Well, in my dad's final days, I read him that passage and told him that I too, would remember him always at the altar of the Lord. For, you see, as Catholics, we have been given a tremendous gift: the Eucharist, the body and blood of our Lord in communion. And it is here at the Mass, at the altar, where we most perfectly remember those who have gone before. For in the Mass, we are transported through time, as it were, to the foot of Calvary, where we look up at our Lord Jesus Christ on the Cross and say with the good thief, “Lord, remember me when you come into your kingdom.” And thus we are united with him, for as Jesus says, “The man who feeds on my flesh and drinks my blood remains in me, and I in him.” And there is the great gift: since we are the Body of Christ, we are truly united, even with those who have died and gone before us.

But not only will we remember him, he will remember us. Shortly before his death, my dad asked my younger sister to read to him from Blessed Faustina's diary, from a passage she wrote as she was approaching her own death. In it, she says, “My day is drawing to a close... The pure love of God draws me to heaven... the heights of heaven have drawn me close... I go to see your glory, which even now fills my soul with joy… In eternal happiness, I will not forget those on earth, I will obtain God's mercy for all, and I will remember especially those who were dear to my heart, and the deepest absorption in God will not allow me to forget them.”

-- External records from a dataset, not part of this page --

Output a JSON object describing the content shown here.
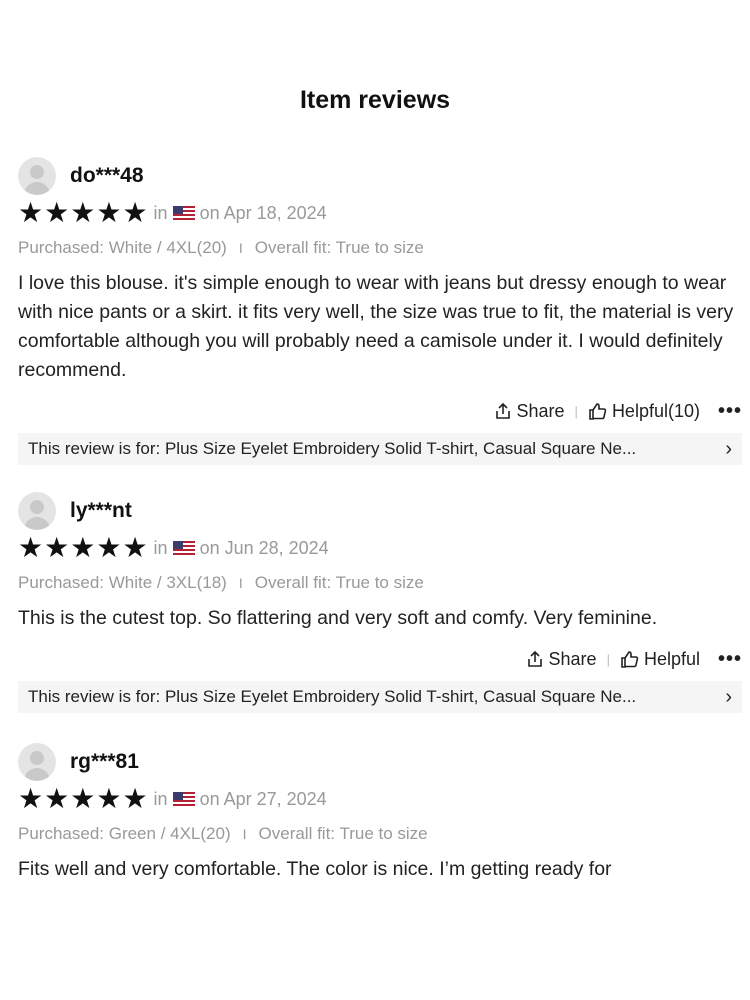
{
  "title": "Item reviews",
  "in_label": "in",
  "actions": {
    "share": "Share",
    "more": "•••"
  },
  "reviews": [
    {
      "user": "do***48",
      "date": "on Apr 18, 2024",
      "purchased": "Purchased: White / 4XL(20)",
      "fit": "Overall fit: True to size",
      "text": "I love this blouse. it's simple enough to wear with jeans but dressy enough to wear with nice pants or a skirt. it fits very well, the size was true to fit, the material is very comfortable although you will probably need a camisole under it. I would definitely recommend.",
      "helpful": "Helpful(10)",
      "review_for": "This review is for: Plus Size Eyelet Embroidery Solid T-shirt, Casual Square Ne..."
    },
    {
      "user": "ly***nt",
      "date": "on Jun 28, 2024",
      "purchased": "Purchased: White / 3XL(18)",
      "fit": "Overall fit: True to size",
      "text": "This is the cutest top. So flattering and very soft and comfy. Very feminine.",
      "helpful": "Helpful",
      "review_for": "This review is for: Plus Size Eyelet Embroidery Solid T-shirt, Casual Square Ne..."
    },
    {
      "user": "rg***81",
      "date": "on Apr 27, 2024",
      "purchased": "Purchased: Green / 4XL(20)",
      "fit": "Overall fit: True to size",
      "text": "Fits well and very comfortable. The color is nice. I’m getting ready for"
    }
  ]
}
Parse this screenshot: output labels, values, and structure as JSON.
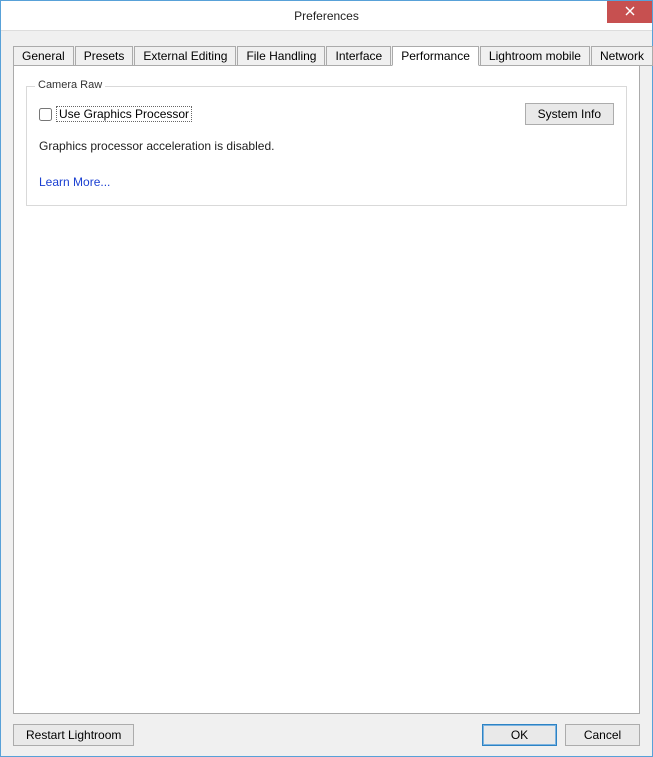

So, you see, as my father has gone to be united with our Savior, he will not forget us, and we will not forget him. He will intercede for us, that we come to know God's love and mercy, and we will intercede for him, especially at the altar of our Lord, in the Eucharist. For in the Eucharist, we are united with him and he with us, all of us united together with our Savior Jesus Christ, and nothing, “neither life nor death, neither angels nor principalities, neither the present nor the future, nor height nor depth nor any other creature, will be able to separate us from the love of God that comes to us in Christ Jesus, our Lord.”